As reported by business daily Kommersant, researchers at the private DNKOM laboratory examined 1,512 people from the Russian cities of Moscow, Ryazan, Kursk, and Nizhnevartovsk, and concluded that, after 74 days of observation, there is no chance of most people becoming sick again from COVID-19.
The study showed that a second infection could only affect patients with underlying issues, such as allergies, diabetes, autoimmune diseases, and obesity.
In addition, people who take significant doses of anti-inflammatory drugs may also be re-infected by COVID-19, as the medicines suppress immunoresistance.
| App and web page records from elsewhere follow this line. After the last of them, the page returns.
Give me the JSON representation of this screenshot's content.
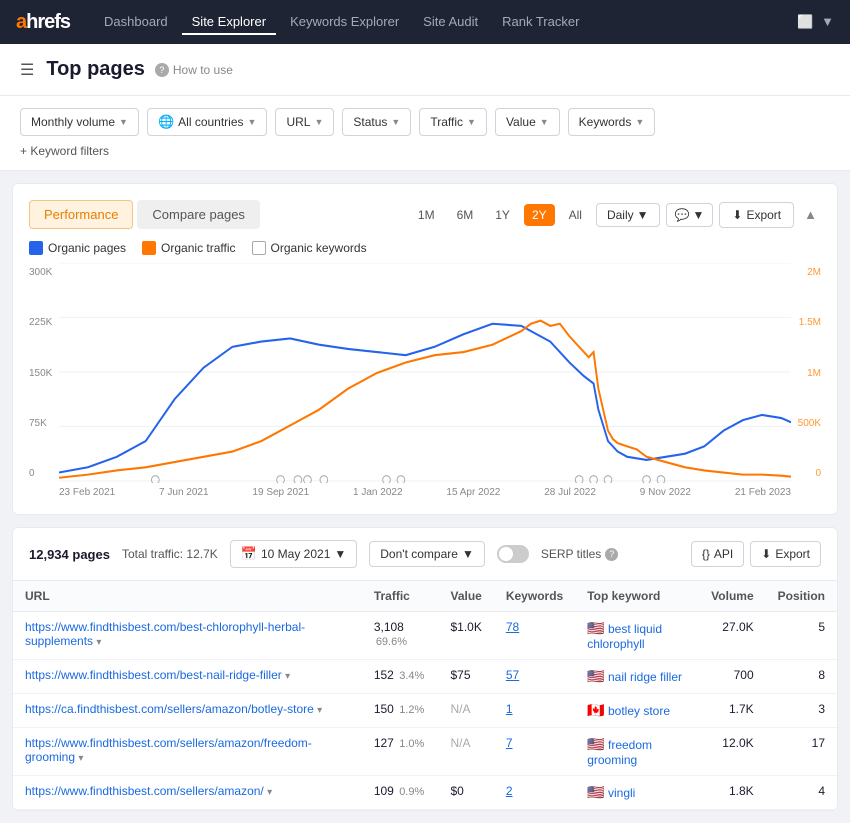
{
  "nav": {
    "logo": "ahrefs",
    "links": [
      "Dashboard",
      "Site Explorer",
      "Keywords Explorer",
      "Site Audit",
      "Rank Tracker"
    ],
    "active_link": "Site Explorer"
  },
  "page": {
    "title": "Top pages",
    "how_to_use": "How to use"
  },
  "filters": {
    "monthly_volume": "Monthly volume",
    "all_countries": "All countries",
    "url": "URL",
    "status": "Status",
    "traffic": "Traffic",
    "value": "Value",
    "keywords": "Keywords",
    "add_filter": "+ Keyword filters"
  },
  "chart": {
    "tab_performance": "Performance",
    "tab_compare": "Compare pages",
    "time_buttons": [
      "1M",
      "6M",
      "1Y",
      "2Y",
      "All"
    ],
    "active_time": "2Y",
    "interval": "Daily",
    "export": "Export",
    "legend": {
      "organic_pages": "Organic pages",
      "organic_traffic": "Organic traffic",
      "organic_keywords": "Organic keywords"
    },
    "y_left": [
      "300K",
      "225K",
      "150K",
      "75K",
      "0"
    ],
    "y_right": [
      "2M",
      "1.5M",
      "1M",
      "500K",
      "0"
    ],
    "x_axis": [
      "23 Feb 2021",
      "7 Jun 2021",
      "19 Sep 2021",
      "1 Jan 2022",
      "15 Apr 2022",
      "28 Jul 2022",
      "9 Nov 2022",
      "21 Feb 2023"
    ]
  },
  "table": {
    "pages_count": "12,934 pages",
    "total_traffic": "Total traffic: 12.7K",
    "date": "10 May 2021",
    "dont_compare": "Don't compare",
    "serp_titles": "SERP titles",
    "api": "API",
    "export": "Export",
    "columns": {
      "url": "URL",
      "traffic": "Traffic",
      "value": "Value",
      "keywords": "Keywords",
      "top_keyword": "Top keyword",
      "volume": "Volume",
      "position": "Position"
    },
    "rows": [
      {
        "url": "https://www.findthisbest.com/best-chlorophyll-herbal-supplements",
        "traffic": "3,108",
        "traffic_pct": "69.6%",
        "value": "$1.0K",
        "keywords": "78",
        "top_keyword": "best liquid chlorophyll",
        "flag": "🇺🇸",
        "volume": "27.0K",
        "position": "5"
      },
      {
        "url": "https://www.findthisbest.com/best-nail-ridge-filler",
        "traffic": "152",
        "traffic_pct": "3.4%",
        "value": "$75",
        "keywords": "57",
        "top_keyword": "nail ridge filler",
        "flag": "🇺🇸",
        "volume": "700",
        "position": "8"
      },
      {
        "url": "https://ca.findthisbest.com/sellers/amazon/botley-store",
        "traffic": "150",
        "traffic_pct": "1.2%",
        "value": "N/A",
        "keywords": "1",
        "top_keyword": "botley store",
        "flag": "🇨🇦",
        "volume": "1.7K",
        "position": "3"
      },
      {
        "url": "https://www.findthisbest.com/sellers/amazon/freedom-grooming",
        "traffic": "127",
        "traffic_pct": "1.0%",
        "value": "N/A",
        "keywords": "7",
        "top_keyword": "freedom grooming",
        "flag": "🇺🇸",
        "volume": "12.0K",
        "position": "17"
      },
      {
        "url": "https://www.findthisbest.com/sellers/amazon/",
        "traffic": "109",
        "traffic_pct": "0.9%",
        "value": "$0",
        "keywords": "2",
        "top_keyword": "vingli",
        "flag": "🇺🇸",
        "volume": "1.8K",
        "position": "4"
      }
    ]
  }
}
On August 24, a man from Hong Kong made international headlines when he was confirmed to have been re-infected by COVID-19, four and a half months after first being diagnosed. The second time around, the Hong Konger was completely asymptomatic. There have been similar reports from around the world, including in Russia, but none of these claims have been confirmed.
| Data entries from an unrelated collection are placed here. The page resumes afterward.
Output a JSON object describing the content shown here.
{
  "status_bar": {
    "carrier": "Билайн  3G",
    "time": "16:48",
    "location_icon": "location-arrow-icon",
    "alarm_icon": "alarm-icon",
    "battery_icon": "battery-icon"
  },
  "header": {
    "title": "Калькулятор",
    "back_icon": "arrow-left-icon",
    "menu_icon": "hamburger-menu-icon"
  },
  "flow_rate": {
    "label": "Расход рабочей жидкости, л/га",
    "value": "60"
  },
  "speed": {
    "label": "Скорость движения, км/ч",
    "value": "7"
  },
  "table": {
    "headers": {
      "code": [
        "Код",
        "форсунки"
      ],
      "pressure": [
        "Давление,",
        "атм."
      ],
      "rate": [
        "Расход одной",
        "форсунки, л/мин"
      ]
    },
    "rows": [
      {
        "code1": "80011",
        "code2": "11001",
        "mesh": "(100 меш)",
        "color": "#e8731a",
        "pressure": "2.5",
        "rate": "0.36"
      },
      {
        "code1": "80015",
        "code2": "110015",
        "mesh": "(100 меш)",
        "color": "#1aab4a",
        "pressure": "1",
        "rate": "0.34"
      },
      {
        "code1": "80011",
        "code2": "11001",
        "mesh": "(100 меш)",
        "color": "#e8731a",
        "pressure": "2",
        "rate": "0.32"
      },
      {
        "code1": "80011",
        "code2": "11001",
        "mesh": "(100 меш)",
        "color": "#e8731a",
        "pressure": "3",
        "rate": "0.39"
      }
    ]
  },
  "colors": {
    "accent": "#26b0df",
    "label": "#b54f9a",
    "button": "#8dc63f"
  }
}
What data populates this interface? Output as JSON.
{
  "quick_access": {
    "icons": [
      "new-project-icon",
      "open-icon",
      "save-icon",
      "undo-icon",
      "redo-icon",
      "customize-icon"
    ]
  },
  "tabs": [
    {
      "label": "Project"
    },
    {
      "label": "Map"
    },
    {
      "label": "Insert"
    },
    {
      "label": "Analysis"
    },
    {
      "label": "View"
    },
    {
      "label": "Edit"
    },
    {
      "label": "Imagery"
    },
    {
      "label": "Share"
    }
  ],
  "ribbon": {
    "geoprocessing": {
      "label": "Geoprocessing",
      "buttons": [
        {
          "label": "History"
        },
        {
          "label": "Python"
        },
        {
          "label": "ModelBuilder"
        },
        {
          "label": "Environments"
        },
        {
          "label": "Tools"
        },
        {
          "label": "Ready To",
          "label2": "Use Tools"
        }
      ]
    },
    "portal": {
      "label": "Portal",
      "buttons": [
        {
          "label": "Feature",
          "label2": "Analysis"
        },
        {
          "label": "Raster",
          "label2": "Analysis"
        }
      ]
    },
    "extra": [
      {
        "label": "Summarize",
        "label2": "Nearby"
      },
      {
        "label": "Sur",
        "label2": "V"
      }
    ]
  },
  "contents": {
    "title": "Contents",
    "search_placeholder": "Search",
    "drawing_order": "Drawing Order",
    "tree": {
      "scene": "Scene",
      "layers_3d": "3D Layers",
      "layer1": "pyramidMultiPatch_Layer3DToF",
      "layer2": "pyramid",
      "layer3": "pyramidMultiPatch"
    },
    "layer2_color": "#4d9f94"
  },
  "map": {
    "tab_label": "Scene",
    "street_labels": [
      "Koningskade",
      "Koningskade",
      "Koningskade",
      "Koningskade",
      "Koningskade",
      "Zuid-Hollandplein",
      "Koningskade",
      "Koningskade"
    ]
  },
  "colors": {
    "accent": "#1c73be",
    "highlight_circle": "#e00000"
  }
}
According to Alexander Gintsburg, the head of Moscow’s Gamaleya Institute of Epidemiology and Microbiology, re-infection is possible if someone has COVID-19 without any major symptoms.
“They definitely do not develop immunity and still need to be vaccinated,” he explained. “They will get sick for the second or third time and will suffer in the same mild form.”
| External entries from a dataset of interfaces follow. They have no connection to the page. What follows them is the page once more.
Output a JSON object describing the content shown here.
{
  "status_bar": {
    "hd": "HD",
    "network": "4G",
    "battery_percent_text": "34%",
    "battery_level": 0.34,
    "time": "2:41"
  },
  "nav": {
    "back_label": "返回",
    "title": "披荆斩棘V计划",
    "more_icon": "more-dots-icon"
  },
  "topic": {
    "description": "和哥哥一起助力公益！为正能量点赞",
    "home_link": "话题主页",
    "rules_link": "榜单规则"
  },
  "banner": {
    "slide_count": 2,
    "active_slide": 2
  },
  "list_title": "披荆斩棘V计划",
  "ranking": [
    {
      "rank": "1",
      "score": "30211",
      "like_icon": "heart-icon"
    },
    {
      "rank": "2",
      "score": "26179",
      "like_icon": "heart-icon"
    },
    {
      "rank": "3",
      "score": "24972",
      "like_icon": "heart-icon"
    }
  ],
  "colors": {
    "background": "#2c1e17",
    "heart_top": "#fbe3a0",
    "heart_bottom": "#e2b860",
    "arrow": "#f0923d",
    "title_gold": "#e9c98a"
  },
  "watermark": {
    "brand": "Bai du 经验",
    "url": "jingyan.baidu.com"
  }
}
On August 11, Russian President Vladimir Putin announced that the country had registered the world’s first Covid-19 vaccine, due to be available to the general public from January 2021. Developed by the Gamaleya Institute, the vaccine has been criticized by some Western experts for what they perceive as improper testing.